Check out next week’s newsletter for part 2.
Since we have all been at home for months and doing things around the home, I thought I would rerun this appropriate newsletter about what you need to keep and toss for your financial records.
Here is what you can get rid of:
Paystubs – Do you have a stack of them? You can get rid of last year’s because you have a W-2 that summarizes what you’ve earned. Keep the W-2. Make sure they match before shredding.
Bank Statements – If your bank gives you an annual summary or statement, then you can get rid of all the monthly or quarterly statements, but keep the annual summary / statement.
Tax Returns – Generally, you can get rid of tax returns that are seven years old or more (2013 and older) along with the supporting documentation. However, you will want to check with your tax preparer if you:
- bought, sold, and/or own a home
- hold certain investments
- received certain gifts
- have any other special circumstance that requires you to keep related paperwork indefinitely.
In other words, check with your tax preparer before shredding your returns.
An alternative to paper files
Keeping your records on your computer is a great alternative to paper files. We had a lot of paper clutter hanging around, so I started the process of scanning my records as pdfs. If you need a piece of documentation, it’s much easier to locate and open a single pdf than it is to search through a big, cluttered file full of paper.

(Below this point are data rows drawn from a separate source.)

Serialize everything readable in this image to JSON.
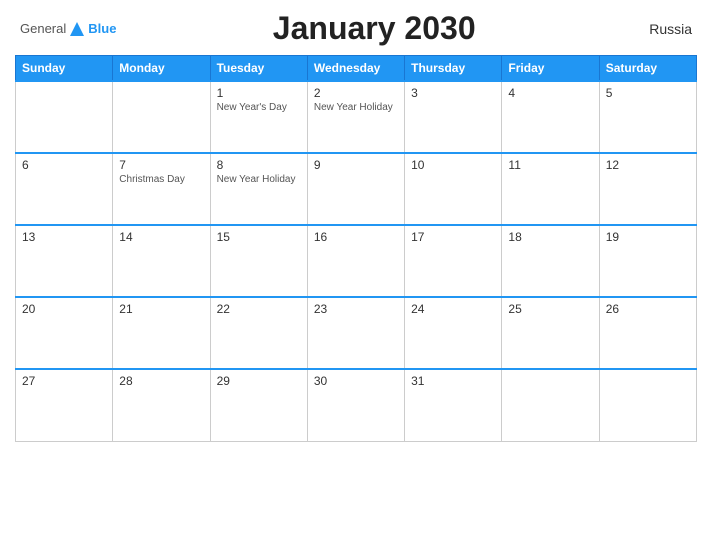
{
  "header": {
    "logo_general": "General",
    "logo_blue": "Blue",
    "title": "January 2030",
    "country": "Russia"
  },
  "columns": [
    "Sunday",
    "Monday",
    "Tuesday",
    "Wednesday",
    "Thursday",
    "Friday",
    "Saturday"
  ],
  "weeks": [
    [
      {
        "day": "",
        "holiday": ""
      },
      {
        "day": "",
        "holiday": ""
      },
      {
        "day": "1",
        "holiday": "New Year's Day"
      },
      {
        "day": "2",
        "holiday": "New Year Holiday"
      },
      {
        "day": "3",
        "holiday": ""
      },
      {
        "day": "4",
        "holiday": ""
      },
      {
        "day": "5",
        "holiday": ""
      }
    ],
    [
      {
        "day": "6",
        "holiday": ""
      },
      {
        "day": "7",
        "holiday": "Christmas Day"
      },
      {
        "day": "8",
        "holiday": "New Year Holiday"
      },
      {
        "day": "9",
        "holiday": ""
      },
      {
        "day": "10",
        "holiday": ""
      },
      {
        "day": "11",
        "holiday": ""
      },
      {
        "day": "12",
        "holiday": ""
      }
    ],
    [
      {
        "day": "13",
        "holiday": ""
      },
      {
        "day": "14",
        "holiday": ""
      },
      {
        "day": "15",
        "holiday": ""
      },
      {
        "day": "16",
        "holiday": ""
      },
      {
        "day": "17",
        "holiday": ""
      },
      {
        "day": "18",
        "holiday": ""
      },
      {
        "day": "19",
        "holiday": ""
      }
    ],
    [
      {
        "day": "20",
        "holiday": ""
      },
      {
        "day": "21",
        "holiday": ""
      },
      {
        "day": "22",
        "holiday": ""
      },
      {
        "day": "23",
        "holiday": ""
      },
      {
        "day": "24",
        "holiday": ""
      },
      {
        "day": "25",
        "holiday": ""
      },
      {
        "day": "26",
        "holiday": ""
      }
    ],
    [
      {
        "day": "27",
        "holiday": ""
      },
      {
        "day": "28",
        "holiday": ""
      },
      {
        "day": "29",
        "holiday": ""
      },
      {
        "day": "30",
        "holiday": ""
      },
      {
        "day": "31",
        "holiday": ""
      },
      {
        "day": "",
        "holiday": ""
      },
      {
        "day": "",
        "holiday": ""
      }
    ]
  ]
}
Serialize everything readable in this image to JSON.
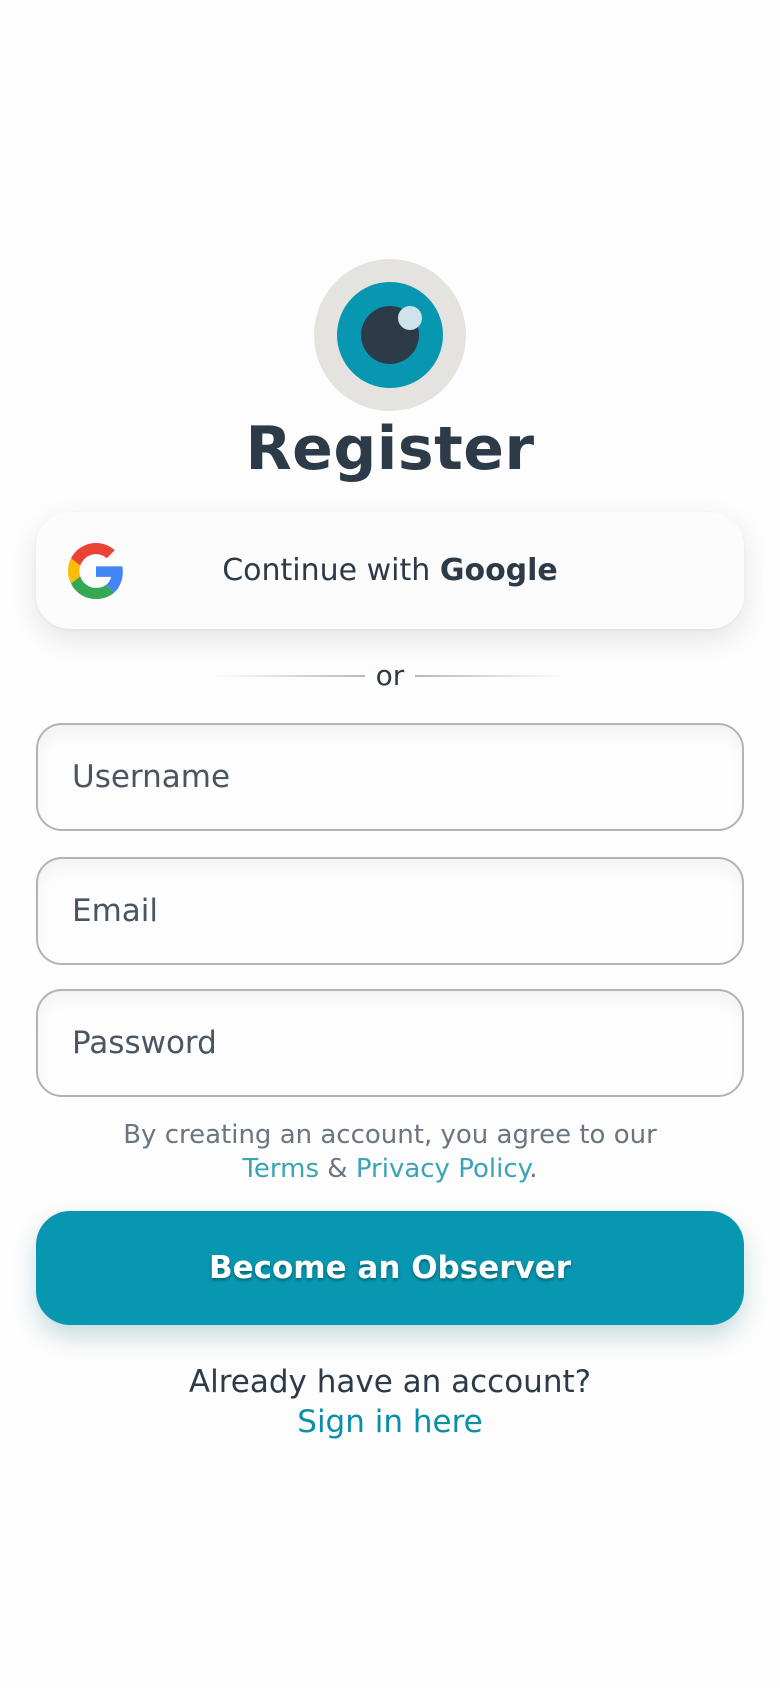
{
  "logo": {
    "icon": "eye-icon",
    "colors": {
      "outer": "#e4e3df",
      "iris": "#0897b1",
      "pupil": "#2d3a47"
    }
  },
  "title": "Register",
  "google_button": {
    "prefix": "Continue with ",
    "brand": "Google",
    "icon": "google-icon"
  },
  "divider_text": "or",
  "fields": {
    "username": {
      "placeholder": "Username",
      "value": ""
    },
    "email": {
      "placeholder": "Email",
      "value": ""
    },
    "password": {
      "placeholder": "Password",
      "value": ""
    }
  },
  "terms": {
    "line1": "By creating an account, you agree to our",
    "terms_link": "Terms",
    "amp": " & ",
    "privacy_link": "Privacy Policy",
    "period": "."
  },
  "cta_label": "Become an Observer",
  "signin": {
    "prompt": "Already have an account?",
    "link": "Sign in here"
  },
  "colors": {
    "accent": "#0897b1",
    "text": "#2d3a47",
    "link": "#3aa3b8"
  }
}
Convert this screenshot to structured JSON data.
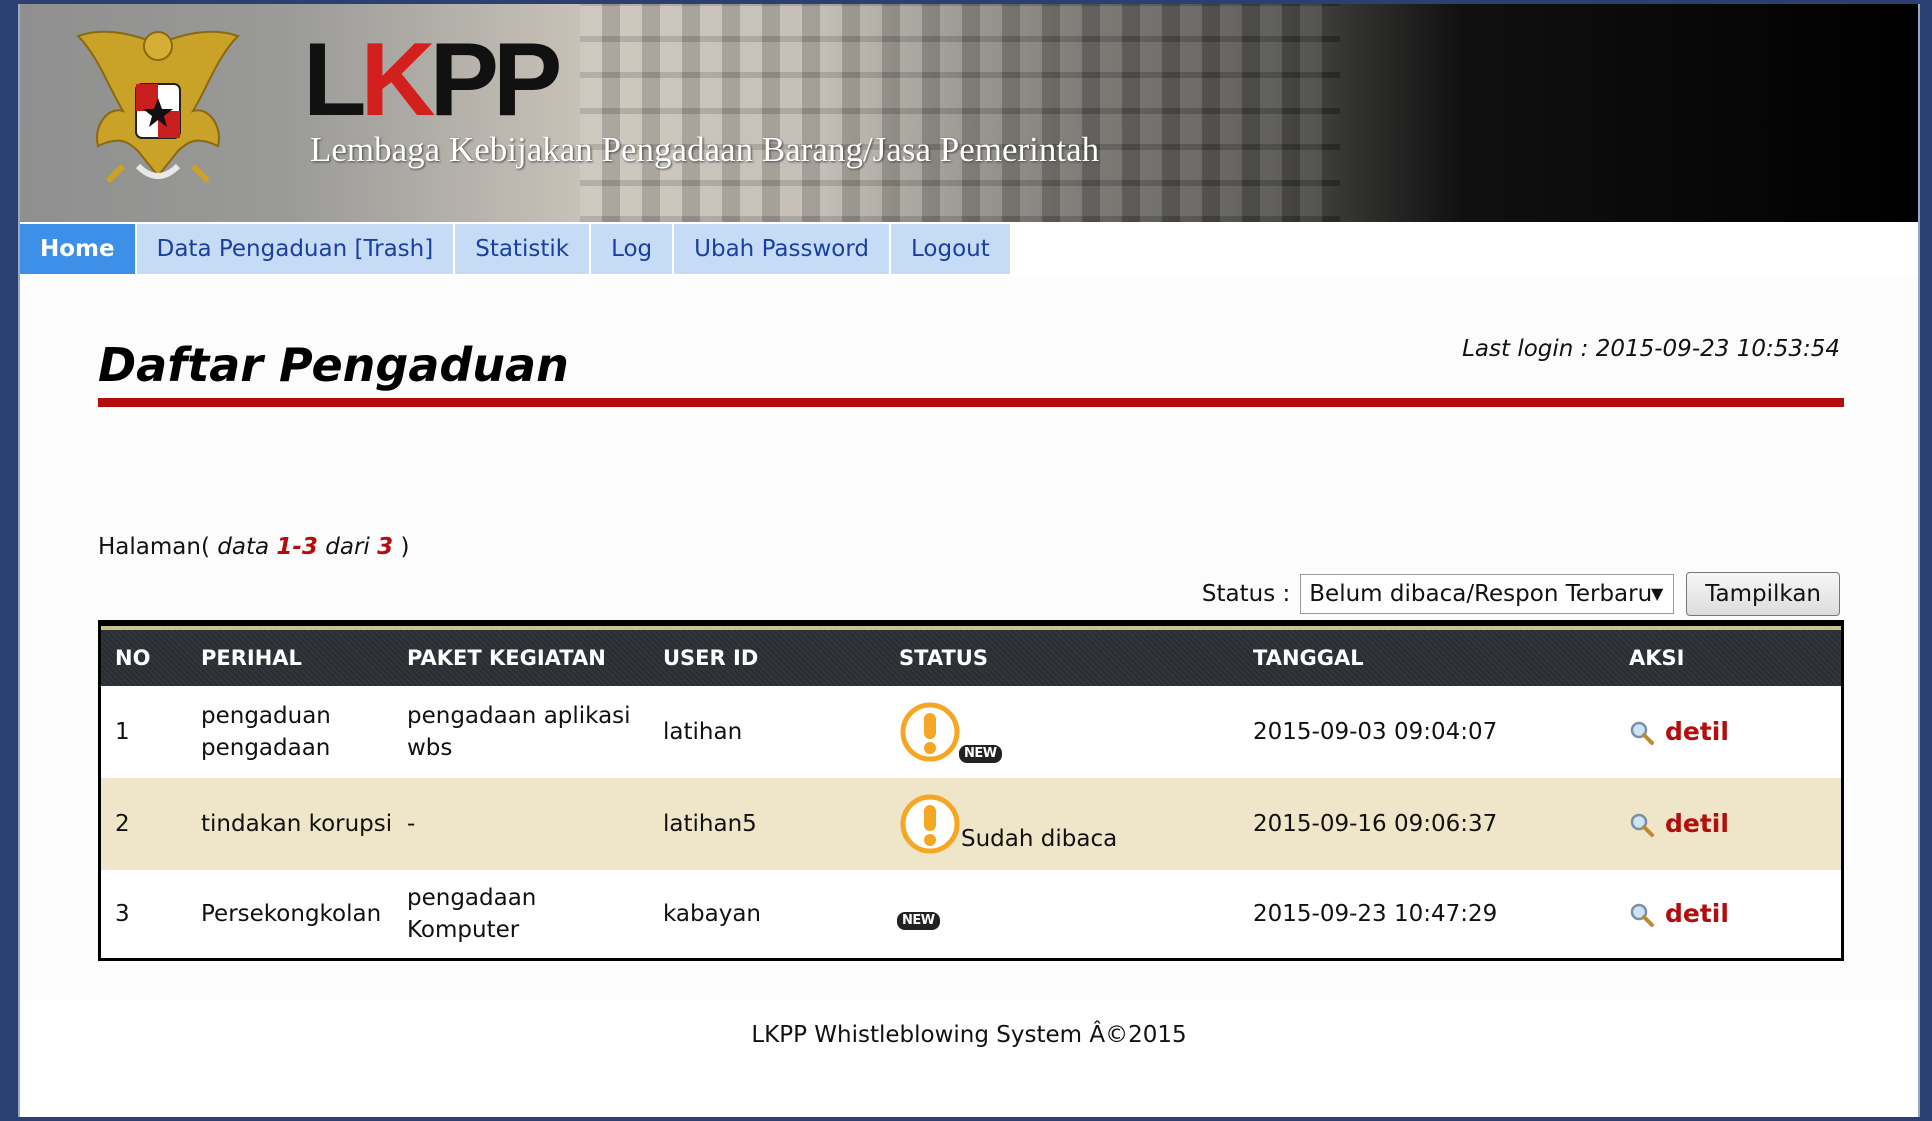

The best part is, that you don’t have to refile the pdf after you’re done looking at it. It’s also easier to fax or email a pdf if needed. Think of all the times you’ve needed to share information about insurances, taxes or rebates. Computer files are great to work with. Remember to keep a back up of your files. You wouldn’t want to lose them if your computer crashes.
Make sure to shred
Remember when I say “get rid of”, I mean for you to shred each and every document that has your personal information on it before throwing it away. You don’t want to offer dumpster divers an opportunity to steal your identity.
Call your tax preparer to see what you need to keep and start to go through your paperwork to eliminate what you don’t need. Happy Shredding!